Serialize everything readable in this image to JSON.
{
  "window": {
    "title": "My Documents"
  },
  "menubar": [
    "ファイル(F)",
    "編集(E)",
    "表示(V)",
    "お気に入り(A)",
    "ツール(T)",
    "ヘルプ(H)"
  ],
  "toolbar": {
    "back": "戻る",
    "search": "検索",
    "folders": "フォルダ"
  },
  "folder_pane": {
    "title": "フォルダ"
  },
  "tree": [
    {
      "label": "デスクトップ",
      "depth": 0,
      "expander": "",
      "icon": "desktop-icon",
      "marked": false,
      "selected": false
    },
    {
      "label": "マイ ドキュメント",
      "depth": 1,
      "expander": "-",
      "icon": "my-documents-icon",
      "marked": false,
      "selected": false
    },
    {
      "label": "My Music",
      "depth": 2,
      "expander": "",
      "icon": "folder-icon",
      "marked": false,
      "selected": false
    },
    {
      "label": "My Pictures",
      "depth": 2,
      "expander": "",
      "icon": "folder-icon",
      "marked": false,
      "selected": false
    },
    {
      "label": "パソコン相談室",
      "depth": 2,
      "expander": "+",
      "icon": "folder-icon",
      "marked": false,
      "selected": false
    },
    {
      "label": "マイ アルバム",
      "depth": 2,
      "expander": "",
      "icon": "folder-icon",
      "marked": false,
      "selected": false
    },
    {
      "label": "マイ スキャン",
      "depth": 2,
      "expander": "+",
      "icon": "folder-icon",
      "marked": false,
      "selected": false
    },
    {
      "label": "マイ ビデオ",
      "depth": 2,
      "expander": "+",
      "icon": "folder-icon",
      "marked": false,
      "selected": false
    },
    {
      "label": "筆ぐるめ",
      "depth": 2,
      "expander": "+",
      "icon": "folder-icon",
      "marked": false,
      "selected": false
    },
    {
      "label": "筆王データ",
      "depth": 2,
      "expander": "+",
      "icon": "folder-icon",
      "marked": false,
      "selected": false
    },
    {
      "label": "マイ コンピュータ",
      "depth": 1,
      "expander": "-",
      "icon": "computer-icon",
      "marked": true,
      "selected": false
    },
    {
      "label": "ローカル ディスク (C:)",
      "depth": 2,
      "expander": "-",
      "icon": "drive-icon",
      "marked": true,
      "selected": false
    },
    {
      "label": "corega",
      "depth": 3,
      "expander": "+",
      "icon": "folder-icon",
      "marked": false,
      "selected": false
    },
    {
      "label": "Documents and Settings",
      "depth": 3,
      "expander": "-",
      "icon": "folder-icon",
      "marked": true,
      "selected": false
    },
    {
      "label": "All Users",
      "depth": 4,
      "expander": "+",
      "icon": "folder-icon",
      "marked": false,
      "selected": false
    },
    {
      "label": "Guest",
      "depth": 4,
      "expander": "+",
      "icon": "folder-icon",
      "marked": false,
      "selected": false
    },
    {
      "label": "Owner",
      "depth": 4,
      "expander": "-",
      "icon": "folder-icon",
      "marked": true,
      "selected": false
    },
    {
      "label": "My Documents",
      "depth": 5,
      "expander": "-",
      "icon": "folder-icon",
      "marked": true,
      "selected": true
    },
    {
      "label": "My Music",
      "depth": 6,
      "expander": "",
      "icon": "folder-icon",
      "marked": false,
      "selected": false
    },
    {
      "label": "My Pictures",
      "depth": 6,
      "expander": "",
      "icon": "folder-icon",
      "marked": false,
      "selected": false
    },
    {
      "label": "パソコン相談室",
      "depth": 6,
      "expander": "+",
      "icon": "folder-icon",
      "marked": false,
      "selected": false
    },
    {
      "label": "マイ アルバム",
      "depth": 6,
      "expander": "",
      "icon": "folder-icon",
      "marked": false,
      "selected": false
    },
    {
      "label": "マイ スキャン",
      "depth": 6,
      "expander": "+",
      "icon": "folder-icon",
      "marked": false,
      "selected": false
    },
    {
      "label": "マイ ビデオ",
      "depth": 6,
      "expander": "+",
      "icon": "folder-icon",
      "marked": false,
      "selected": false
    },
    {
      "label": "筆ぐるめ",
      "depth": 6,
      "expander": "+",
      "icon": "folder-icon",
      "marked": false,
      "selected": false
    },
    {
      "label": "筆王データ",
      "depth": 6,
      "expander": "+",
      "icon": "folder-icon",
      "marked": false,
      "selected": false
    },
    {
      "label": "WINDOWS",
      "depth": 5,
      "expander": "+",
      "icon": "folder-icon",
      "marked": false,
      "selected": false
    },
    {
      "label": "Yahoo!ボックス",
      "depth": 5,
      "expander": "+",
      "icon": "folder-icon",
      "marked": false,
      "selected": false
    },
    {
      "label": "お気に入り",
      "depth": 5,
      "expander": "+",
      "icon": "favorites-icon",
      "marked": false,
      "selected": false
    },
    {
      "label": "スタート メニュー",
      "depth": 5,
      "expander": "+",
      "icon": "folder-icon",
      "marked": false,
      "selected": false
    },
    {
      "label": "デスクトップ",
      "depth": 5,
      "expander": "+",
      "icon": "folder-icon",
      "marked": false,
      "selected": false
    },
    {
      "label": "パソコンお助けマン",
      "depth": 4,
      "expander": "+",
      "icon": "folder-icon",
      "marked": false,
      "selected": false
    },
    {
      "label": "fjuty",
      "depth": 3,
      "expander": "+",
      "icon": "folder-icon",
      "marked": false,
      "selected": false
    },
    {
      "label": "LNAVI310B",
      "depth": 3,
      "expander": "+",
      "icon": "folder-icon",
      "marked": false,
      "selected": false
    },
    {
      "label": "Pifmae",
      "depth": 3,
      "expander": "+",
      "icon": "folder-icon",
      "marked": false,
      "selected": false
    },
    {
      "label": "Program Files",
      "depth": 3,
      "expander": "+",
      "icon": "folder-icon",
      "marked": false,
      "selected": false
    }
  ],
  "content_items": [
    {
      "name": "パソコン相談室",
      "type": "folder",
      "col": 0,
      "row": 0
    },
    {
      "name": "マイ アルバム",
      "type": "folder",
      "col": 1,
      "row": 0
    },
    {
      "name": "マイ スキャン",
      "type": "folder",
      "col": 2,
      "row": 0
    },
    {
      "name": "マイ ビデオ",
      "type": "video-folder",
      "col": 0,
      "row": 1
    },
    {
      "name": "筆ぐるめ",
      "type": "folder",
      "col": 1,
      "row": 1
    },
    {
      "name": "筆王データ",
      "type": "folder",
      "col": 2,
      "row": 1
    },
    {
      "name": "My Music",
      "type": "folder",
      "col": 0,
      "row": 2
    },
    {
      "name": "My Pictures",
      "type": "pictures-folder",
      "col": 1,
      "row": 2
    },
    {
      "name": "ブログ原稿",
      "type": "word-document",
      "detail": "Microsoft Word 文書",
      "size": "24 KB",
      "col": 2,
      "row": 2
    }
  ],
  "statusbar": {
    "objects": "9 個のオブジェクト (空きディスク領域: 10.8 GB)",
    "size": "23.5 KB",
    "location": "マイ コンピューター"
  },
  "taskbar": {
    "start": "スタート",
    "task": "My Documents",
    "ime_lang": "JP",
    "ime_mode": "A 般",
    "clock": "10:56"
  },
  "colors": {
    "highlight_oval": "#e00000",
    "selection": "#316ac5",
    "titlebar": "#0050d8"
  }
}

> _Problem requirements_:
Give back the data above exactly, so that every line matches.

> _Task answer_:
Serialize everything readable in this image to JSON.
{
  "window": {
    "title": "My Documents"
  },
  "menubar": [
    "ファイル(F)",
    "編集(E)",
    "表示(V)",
    "お気に入り(A)",
    "ツール(T)",
    "ヘルプ(H)"
  ],
  "toolbar": {
    "back": "戻る",
    "search": "検索",
    "folders": "フォルダ"
  },
  "folder_pane": {
    "title": "フォルダ"
  },
  "tree": [
    {
      "label": "デスクトップ",
      "depth": 0,
      "expander": "",
      "icon": "desktop-icon",
      "marked": false,
      "selected": false
    },
    {
      "label": "マイ ドキュメント",
      "depth": 1,
      "expander": "-",
      "icon": "my-documents-icon",
      "marked": false,
      "selected": false
    },
    {
      "label": "My Music",
      "depth": 2,
      "expander": "",
      "icon": "folder-icon",
      "marked": false,
      "selected": false
    },
    {
      "label": "My Pictures",
      "depth": 2,
      "expander": "",
      "icon": "folder-icon",
      "marked": false,
      "selected": false
    },
    {
      "label": "パソコン相談室",
      "depth": 2,
      "expander": "+",
      "icon": "folder-icon",
      "marked": false,
      "selected": false
    },
    {
      "label": "マイ アルバム",
      "depth": 2,
      "expander": "",
      "icon": "folder-icon",
      "marked": false,
      "selected": false
    },
    {
      "label": "マイ スキャン",
      "depth": 2,
      "expander": "+",
      "icon": "folder-icon",
      "marked": false,
      "selected": false
    },
    {
      "label": "マイ ビデオ",
      "depth": 2,
      "expander": "+",
      "icon": "folder-icon",
      "marked": false,
      "selected": false
    },
    {
      "label": "筆ぐるめ",
      "depth": 2,
      "expander": "+",
      "icon": "folder-icon",
      "marked": false,
      "selected": false
    },
    {
      "label": "筆王データ",
      "depth": 2,
      "expander": "+",
      "icon": "folder-icon",
      "marked": false,
      "selected": false
    },
    {
      "label": "マイ コンピュータ",
      "depth": 1,
      "expander": "-",
      "icon": "computer-icon",
      "marked": true,
      "selected": false
    },
    {
      "label": "ローカル ディスク (C:)",
      "depth": 2,
      "expander": "-",
      "icon": "drive-icon",
      "marked": true,
      "selected": false
    },
    {
      "label": "corega",
      "depth": 3,
      "expander": "+",
      "icon": "folder-icon",
      "marked": false,
      "selected": false
    },
    {
      "label": "Documents and Settings",
      "depth": 3,
      "expander": "-",
      "icon": "folder-icon",
      "marked": true,
      "selected": false
    },
    {
      "label": "All Users",
      "depth": 4,
      "expander": "+",
      "icon": "folder-icon",
      "marked": false,
      "selected": false
    },
    {
      "label": "Guest",
      "depth": 4,
      "expander": "+",
      "icon": "folder-icon",
      "marked": false,
      "selected": false
    },
    {
      "label": "Owner",
      "depth": 4,
      "expander": "-",
      "icon": "folder-icon",
      "marked": true,
      "selected": false
    },
    {
      "label": "My Documents",
      "depth": 5,
      "expander": "-",
      "icon": "folder-icon",
      "marked": true,
      "selected": true
    },
    {
      "label": "My Music",
      "depth": 6,
      "expander": "",
      "icon": "folder-icon",
      "marked": false,
      "selected": false
    },
    {
      "label": "My Pictures",
      "depth": 6,
      "expander": "",
      "icon": "folder-icon",
      "marked": false,
      "selected": false
    },
    {
      "label": "パソコン相談室",
      "depth": 6,
      "expander": "+",
      "icon": "folder-icon",
      "marked": false,
      "selected": false
    },
    {
      "label": "マイ アルバム",
      "depth": 6,
      "expander": "",
      "icon": "folder-icon",
      "marked": false,
      "selected": false
    },
    {
      "label": "マイ スキャン",
      "depth": 6,
      "expander": "+",
      "icon": "folder-icon",
      "marked": false,
      "selected": false
    },
    {
      "label": "マイ ビデオ",
      "depth": 6,
      "expander": "+",
      "icon": "folder-icon",
      "marked": false,
      "selected": false
    },
    {
      "label": "筆ぐるめ",
      "depth": 6,
      "expander": "+",
      "icon": "folder-icon",
      "marked": false,
      "selected": false
    },
    {
      "label": "筆王データ",
      "depth": 6,
      "expander": "+",
      "icon": "folder-icon",
      "marked": false,
      "selected": false
    },
    {
      "label": "WINDOWS",
      "depth": 5,
      "expander": "+",
      "icon": "folder-icon",
      "marked": false,
      "selected": false
    },
    {
      "label": "Yahoo!ボックス",
      "depth": 5,
      "expander": "+",
      "icon": "folder-icon",
      "marked": false,
      "selected": false
    },
    {
      "label": "お気に入り",
      "depth": 5,
      "expander": "+",
      "icon": "favorites-icon",
      "marked": false,
      "selected": false
    },
    {
      "label": "スタート メニュー",
      "depth": 5,
      "expander": "+",
      "icon": "folder-icon",
      "marked": false,
      "selected": false
    },
    {
      "label": "デスクトップ",
      "depth": 5,
      "expander": "+",
      "icon": "folder-icon",
      "marked": false,
      "selected": false
    },
    {
      "label": "パソコンお助けマン",
      "depth": 4,
      "expander": "+",
      "icon": "folder-icon",
      "marked": false,
      "selected": false
    },
    {
      "label": "fjuty",
      "depth": 3,
      "expander": "+",
      "icon": "folder-icon",
      "marked": false,
      "selected": false
    },
    {
      "label": "LNAVI310B",
      "depth": 3,
      "expander": "+",
      "icon": "folder-icon",
      "marked": false,
      "selected": false
    },
    {
      "label": "Pifmae",
      "depth": 3,
      "expander": "+",
      "icon": "folder-icon",
      "marked": false,
      "selected": false
    },
    {
      "label": "Program Files",
      "depth": 3,
      "expander": "+",
      "icon": "folder-icon",
      "marked": false,
      "selected": false
    }
  ],
  "content_items": [
    {
      "name": "パソコン相談室",
      "type": "folder",
      "col": 0,
      "row": 0
    },
    {
      "name": "マイ アルバム",
      "type": "folder",
      "col": 1,
      "row": 0
    },
    {
      "name": "マイ スキャン",
      "type": "folder",
      "col": 2,
      "row": 0
    },
    {
      "name": "マイ ビデオ",
      "type": "video-folder",
      "col": 0,
      "row": 1
    },
    {
      "name": "筆ぐるめ",
      "type": "folder",
      "col": 1,
      "row": 1
    },
    {
      "name": "筆王データ",
      "type": "folder",
      "col": 2,
      "row": 1
    },
    {
      "name": "My Music",
      "type": "folder",
      "col": 0,
      "row": 2
    },
    {
      "name": "My Pictures",
      "type": "pictures-folder",
      "col": 1,
      "row": 2
    },
    {
      "name": "ブログ原稿",
      "type": "word-document",
      "detail": "Microsoft Word 文書",
      "size": "24 KB",
      "col": 2,
      "row": 2
    }
  ],
  "statusbar": {
    "objects": "9 個のオブジェクト (空きディスク領域: 10.8 GB)",
    "size": "23.5 KB",
    "location": "マイ コンピューター"
  },
  "taskbar": {
    "start": "スタート",
    "task": "My Documents",
    "ime_lang": "JP",
    "ime_mode": "A 般",
    "clock": "10:56"
  },
  "colors": {
    "highlight_oval": "#e00000",
    "selection": "#316ac5",
    "titlebar": "#0050d8"
  }
}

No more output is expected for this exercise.